Regarding yesterday’s letter about inflation being the ever-present threat to all savers, I wanted to bring up this astute observation made by our new analyst, Nathan Tipping, concerning gold prices and their inherent tension with the stockmarket highs. In his previous role, Nathan covered emerging market fixed income, focusing on Africa and the Middle East – and with millions of investors puzzled by the duelling highs of these markets, I can’t think of a better time to introduce him to our readership.
It was like a day of reckoning… for 23 major world markets.
It brought an end to a bull market that had seen the Dow Jones Industrial Average (DJIA) soar over 300% in five years… and the Dow would take years to recover.
The FTSE lost 23% in two days… and New Zealand’s market even lost 60% of its value in a crisis analysts were quick to term a Black Swan event.
You may think I’m referring to 2008.
But in fact this was the aftermath of the infamous “Black Monday” market crash of 1987.
To this day, the “experts” debate what exactly happened. There was no subprime mortgage lending house of cards to point to, no protectionist Smoot-Hawley Tariff to scapegoat.
But markets had been jittery for a while.
Newly published trade deficit data was higher than expected. Oil supplies were under threat as tensions between Iran and Kuwait escalated. US growth was beginning to slow. The dollar was down, interest rates up.
The Dow had already slid a few per cent the week before.
As the markets closed for the weekend, downward pressure on stocks continued to build.
And then, on the morning of Monday 19 October 1987, share prices fell through the floor.
Computerised trading models used by portfolio insurers – a relative novelty at the time – began to kick in. As the sell-off commenced, these systems sought to cut their portfolios’ losses and issued more sell orders, exacerbating the downturn.
Markets fells so fast that the price of derivatives were no longer linked to the value of their underlying stocks.
The Dow lost nearly 22% in a single day. The only thing that capped the Nasdaq’s fall at 11.2% was the fact the market system crashed.
This week marks Black Monday’s 33rd anniversary. And while we avoided the second Great Depression many feared at the time, the anniversary doesn’t seem one to celebrate.
But the anniversary of the crash reminded me of a conversation I had with a commodities analyst at a major British bank last year.
At the time, the analyst pointed out that both gold and the S&P 500 were both nudging new highs.
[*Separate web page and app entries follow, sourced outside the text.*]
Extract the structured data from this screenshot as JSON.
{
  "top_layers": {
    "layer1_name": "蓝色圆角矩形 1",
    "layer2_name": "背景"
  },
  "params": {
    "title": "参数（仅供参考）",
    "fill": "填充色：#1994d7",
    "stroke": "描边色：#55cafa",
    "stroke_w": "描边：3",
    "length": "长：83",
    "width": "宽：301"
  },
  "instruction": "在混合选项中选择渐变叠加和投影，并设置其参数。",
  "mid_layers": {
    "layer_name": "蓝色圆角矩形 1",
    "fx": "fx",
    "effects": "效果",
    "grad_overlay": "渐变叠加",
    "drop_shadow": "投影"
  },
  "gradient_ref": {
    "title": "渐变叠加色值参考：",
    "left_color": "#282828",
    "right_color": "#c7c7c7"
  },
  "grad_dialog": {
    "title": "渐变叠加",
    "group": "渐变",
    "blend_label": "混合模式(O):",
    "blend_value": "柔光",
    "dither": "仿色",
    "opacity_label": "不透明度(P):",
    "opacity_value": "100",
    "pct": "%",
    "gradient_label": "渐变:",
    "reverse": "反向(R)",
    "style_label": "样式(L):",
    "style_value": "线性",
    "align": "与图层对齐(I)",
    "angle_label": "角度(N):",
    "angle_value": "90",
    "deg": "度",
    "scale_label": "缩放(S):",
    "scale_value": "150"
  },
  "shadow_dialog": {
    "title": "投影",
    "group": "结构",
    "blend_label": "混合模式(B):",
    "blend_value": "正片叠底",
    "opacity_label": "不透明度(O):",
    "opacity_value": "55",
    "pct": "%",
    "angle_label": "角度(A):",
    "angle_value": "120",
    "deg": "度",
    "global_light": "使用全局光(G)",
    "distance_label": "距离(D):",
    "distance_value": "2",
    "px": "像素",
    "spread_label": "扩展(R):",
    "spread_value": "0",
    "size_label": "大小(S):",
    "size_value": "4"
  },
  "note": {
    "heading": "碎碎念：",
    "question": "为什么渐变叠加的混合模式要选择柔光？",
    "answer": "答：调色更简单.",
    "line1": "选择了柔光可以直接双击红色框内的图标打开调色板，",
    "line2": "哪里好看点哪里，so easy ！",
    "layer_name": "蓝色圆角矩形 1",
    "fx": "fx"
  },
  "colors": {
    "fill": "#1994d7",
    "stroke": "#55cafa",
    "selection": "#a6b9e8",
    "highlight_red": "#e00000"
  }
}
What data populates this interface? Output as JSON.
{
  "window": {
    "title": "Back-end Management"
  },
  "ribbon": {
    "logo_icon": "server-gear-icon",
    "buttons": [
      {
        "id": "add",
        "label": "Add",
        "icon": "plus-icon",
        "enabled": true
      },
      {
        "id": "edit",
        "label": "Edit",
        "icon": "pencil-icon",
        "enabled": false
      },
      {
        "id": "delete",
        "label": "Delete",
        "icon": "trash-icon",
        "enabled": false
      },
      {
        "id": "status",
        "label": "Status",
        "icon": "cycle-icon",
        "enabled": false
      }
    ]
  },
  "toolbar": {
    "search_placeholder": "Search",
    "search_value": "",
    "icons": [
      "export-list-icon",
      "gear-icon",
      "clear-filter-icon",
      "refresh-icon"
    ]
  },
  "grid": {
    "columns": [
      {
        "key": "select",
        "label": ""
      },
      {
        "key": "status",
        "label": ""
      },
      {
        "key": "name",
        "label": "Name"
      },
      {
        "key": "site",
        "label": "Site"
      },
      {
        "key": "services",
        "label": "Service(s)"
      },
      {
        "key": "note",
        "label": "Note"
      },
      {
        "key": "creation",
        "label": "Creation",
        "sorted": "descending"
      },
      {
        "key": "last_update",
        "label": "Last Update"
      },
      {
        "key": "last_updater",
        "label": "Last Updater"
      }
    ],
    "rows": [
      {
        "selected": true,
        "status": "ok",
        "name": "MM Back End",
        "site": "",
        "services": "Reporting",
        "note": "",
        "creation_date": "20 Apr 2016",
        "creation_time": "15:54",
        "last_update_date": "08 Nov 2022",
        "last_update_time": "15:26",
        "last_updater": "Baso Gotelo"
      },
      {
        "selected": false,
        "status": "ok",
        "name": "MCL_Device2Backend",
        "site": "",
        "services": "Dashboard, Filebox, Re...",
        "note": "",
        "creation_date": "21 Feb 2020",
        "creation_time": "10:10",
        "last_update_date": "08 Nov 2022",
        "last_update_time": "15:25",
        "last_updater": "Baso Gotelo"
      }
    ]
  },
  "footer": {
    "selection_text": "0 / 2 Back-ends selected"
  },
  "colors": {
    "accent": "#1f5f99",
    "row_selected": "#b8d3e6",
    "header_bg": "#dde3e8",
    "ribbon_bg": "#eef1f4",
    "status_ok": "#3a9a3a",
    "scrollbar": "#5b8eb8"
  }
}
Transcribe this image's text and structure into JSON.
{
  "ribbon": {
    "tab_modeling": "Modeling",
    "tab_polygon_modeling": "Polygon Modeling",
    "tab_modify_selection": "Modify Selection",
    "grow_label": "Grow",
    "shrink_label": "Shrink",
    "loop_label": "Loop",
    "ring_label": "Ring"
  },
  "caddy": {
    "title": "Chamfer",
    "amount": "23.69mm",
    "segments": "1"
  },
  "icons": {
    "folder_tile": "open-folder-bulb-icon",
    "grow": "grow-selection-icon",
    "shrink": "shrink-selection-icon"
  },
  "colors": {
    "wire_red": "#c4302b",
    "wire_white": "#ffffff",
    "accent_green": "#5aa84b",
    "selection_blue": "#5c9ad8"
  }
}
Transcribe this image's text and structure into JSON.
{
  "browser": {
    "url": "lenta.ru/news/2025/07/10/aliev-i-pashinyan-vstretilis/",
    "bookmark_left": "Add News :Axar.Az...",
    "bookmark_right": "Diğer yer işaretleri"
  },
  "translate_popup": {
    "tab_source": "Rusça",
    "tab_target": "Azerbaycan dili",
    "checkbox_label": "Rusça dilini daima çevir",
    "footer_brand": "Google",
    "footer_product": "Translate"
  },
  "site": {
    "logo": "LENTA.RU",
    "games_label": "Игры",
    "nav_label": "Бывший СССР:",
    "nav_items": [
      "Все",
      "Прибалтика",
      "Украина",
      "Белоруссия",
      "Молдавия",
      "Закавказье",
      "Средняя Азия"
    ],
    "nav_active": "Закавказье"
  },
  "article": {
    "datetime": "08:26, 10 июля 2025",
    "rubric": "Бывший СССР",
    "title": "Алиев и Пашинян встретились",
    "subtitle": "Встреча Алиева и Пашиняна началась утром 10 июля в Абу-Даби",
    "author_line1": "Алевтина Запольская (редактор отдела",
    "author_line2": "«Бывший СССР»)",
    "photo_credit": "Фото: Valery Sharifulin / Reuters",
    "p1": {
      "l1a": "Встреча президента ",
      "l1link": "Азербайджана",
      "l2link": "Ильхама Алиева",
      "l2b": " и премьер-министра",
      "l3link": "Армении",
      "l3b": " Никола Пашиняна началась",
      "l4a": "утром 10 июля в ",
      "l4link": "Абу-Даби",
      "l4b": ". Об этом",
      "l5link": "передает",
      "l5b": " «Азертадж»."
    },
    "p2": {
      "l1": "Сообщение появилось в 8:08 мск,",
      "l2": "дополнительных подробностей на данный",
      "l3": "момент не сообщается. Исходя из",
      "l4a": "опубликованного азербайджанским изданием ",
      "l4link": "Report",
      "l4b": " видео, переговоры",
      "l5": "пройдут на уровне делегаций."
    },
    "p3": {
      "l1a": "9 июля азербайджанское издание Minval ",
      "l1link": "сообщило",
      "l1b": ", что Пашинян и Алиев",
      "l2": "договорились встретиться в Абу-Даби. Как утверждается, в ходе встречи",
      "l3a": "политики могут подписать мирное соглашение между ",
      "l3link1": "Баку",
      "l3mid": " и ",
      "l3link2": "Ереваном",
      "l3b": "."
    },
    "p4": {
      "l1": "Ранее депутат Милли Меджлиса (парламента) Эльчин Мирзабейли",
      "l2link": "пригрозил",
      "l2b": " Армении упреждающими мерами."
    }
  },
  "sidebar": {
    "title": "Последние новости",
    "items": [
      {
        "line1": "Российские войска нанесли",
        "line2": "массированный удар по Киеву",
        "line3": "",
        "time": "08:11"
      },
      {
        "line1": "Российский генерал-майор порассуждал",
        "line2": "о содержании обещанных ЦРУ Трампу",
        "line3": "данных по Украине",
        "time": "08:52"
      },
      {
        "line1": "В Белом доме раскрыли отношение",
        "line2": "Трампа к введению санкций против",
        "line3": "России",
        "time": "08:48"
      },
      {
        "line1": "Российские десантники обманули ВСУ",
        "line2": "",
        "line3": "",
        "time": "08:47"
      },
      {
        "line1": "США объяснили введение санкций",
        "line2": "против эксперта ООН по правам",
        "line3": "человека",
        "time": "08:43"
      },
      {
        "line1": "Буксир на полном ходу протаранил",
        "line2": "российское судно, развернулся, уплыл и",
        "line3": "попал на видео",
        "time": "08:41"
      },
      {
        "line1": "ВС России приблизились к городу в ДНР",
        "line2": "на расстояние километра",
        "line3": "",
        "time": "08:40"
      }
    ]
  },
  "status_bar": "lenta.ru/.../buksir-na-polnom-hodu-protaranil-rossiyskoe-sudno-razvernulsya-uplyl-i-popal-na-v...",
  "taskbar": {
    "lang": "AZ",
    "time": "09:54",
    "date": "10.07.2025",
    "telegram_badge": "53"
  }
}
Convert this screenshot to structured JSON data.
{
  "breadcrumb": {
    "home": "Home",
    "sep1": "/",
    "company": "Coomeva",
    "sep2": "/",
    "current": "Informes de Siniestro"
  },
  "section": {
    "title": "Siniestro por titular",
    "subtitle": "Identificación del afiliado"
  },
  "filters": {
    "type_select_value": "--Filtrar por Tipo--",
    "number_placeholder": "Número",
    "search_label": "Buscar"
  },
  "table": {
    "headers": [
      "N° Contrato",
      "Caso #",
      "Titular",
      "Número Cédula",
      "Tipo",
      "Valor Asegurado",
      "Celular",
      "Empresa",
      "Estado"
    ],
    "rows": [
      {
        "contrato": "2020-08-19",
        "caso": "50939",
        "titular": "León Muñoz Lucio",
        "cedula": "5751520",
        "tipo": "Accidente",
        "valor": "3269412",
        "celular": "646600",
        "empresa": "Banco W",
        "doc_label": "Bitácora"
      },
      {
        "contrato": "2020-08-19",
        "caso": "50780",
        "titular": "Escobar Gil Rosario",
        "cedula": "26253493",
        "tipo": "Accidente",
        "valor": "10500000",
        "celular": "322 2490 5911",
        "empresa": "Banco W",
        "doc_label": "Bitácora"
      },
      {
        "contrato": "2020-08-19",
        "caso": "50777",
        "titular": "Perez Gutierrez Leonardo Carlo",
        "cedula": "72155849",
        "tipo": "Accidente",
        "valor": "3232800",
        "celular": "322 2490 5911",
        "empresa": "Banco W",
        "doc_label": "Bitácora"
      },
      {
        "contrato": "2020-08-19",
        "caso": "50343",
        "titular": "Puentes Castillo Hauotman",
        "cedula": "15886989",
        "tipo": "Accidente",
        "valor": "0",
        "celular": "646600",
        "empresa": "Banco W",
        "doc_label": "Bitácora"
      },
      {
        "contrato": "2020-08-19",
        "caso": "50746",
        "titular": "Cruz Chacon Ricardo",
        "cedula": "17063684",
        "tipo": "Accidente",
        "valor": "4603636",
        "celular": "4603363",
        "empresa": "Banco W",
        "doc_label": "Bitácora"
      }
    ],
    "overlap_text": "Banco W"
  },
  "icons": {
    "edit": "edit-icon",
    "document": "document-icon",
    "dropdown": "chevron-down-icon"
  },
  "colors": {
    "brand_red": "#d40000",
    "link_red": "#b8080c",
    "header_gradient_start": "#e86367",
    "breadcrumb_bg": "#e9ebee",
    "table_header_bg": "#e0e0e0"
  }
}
Something had to give.
Why? Gold is a safe haven. It’s the first port of call for investors when markets get rocky. Not only is it a tangible asset, but the government can’t print it, and central banks can’t fiddle it with interest rates. And, since it’s priced in US dollars, it weathers inflation pretty well too.
Have a look at the chart below. It charts the Dow-to-gold ratio. After the financial crisis, gold became a lot more powerful.
As a general rule, when the stockmarket is down due to a recession, gold prices rise.
In early 1987, gold was worth around $400 per ounce. By the end of the year, as the Dow was still about 20% below its pre-crash value, gold was pushing $500 per ounce.
Between August 2007 and August 2009, the S&P 500 fell by around 42%. Over the same period, spot prices for gold rose 43%. So during recessions, gold and stocks generally move inversely.
But not always.
It feels almost like déjà vu. We’ve come a long way since then, but in many ways we’re back where we started. Every forecast and predication made in 2019 has been upended by the pandemic, but now we’re seeing exactly the same contradiction in the markets.
The onset of the pandemic-battered stockmarkets around the world – but not for long, thanks to quantitative easing. When stockmarkets were in the doldrums, the Federal Reserve picked them up, dusted them off, and sent them on their way.
And so the disconnect continues. Despite a temporary dip back at the start of September, markets are still riding high.
Source: Yahoo Finance
It appears that markets are operating on their own plane of existence. Last week, the governor of the Federal Reserve of Boston warned that low interest rates could be fuelling asset bubbles and cautioned that they lack the tools to stop excessive risk-taking.
At the same time, unemployment claims are pushing 900,000 and GDP plunged 31.7% in Q2. So it’s not all sunshine and rainbows.
There’s certainly something to be said about the make-up of the current market. Compared to the stockmarket in 1987, or in the run-up to the dotcom bubble, the market is being carried by a few big tech names. Without them, it would be in the red right now.
A sell-off in tech stocks would hurt. But what if other names are overvalued too?
And so I find myself recalling my conversation with the commodities analyst. As she said, something has to give. It’s just a matter of figuring out what it’ll be and when.
Or perhaps I’m too doom and gloom. Perhaps we’ll eventually see a recovery that will justify current valuations.
I’m interested to hear what you think. Drop me a line at [email protected].
All the best,
Research Analyst, Southbank Investment Research
PS With the economy in dire straits, governments are splashing the cash to keep growth going. You’re probably wondering how they’re we’re going to pay it back – I certainly am. Fortunately, my colleague, Nick Hubble, may be able to offer some insight. Find out more here.
Category: Investing in Gold